- RECORDS FOR THIS TASK:

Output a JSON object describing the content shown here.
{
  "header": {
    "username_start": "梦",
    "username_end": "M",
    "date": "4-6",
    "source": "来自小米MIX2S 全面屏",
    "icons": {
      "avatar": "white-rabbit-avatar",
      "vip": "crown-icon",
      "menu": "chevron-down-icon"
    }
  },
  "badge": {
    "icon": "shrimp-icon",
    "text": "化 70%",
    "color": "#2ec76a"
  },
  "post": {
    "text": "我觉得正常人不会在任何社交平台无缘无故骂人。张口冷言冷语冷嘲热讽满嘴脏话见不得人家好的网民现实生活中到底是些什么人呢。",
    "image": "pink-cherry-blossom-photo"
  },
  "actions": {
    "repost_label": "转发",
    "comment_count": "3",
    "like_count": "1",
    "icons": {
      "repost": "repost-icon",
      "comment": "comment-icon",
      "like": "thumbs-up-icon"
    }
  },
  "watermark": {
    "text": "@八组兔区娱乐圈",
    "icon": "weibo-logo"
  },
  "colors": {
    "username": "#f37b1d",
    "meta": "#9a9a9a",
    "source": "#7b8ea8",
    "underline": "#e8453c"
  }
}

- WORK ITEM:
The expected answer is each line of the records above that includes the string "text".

- ANSWER FOR THE TASK:
    "text": "化 70%",
    "text": "我觉得正常人不会在任何社交平台无缘无故骂人。张口冷言冷语冷嘲热讽满嘴脏话见不得人家好的网民现实生活中到底是些什么人呢。",
    "text": "@八组兔区娱乐圈",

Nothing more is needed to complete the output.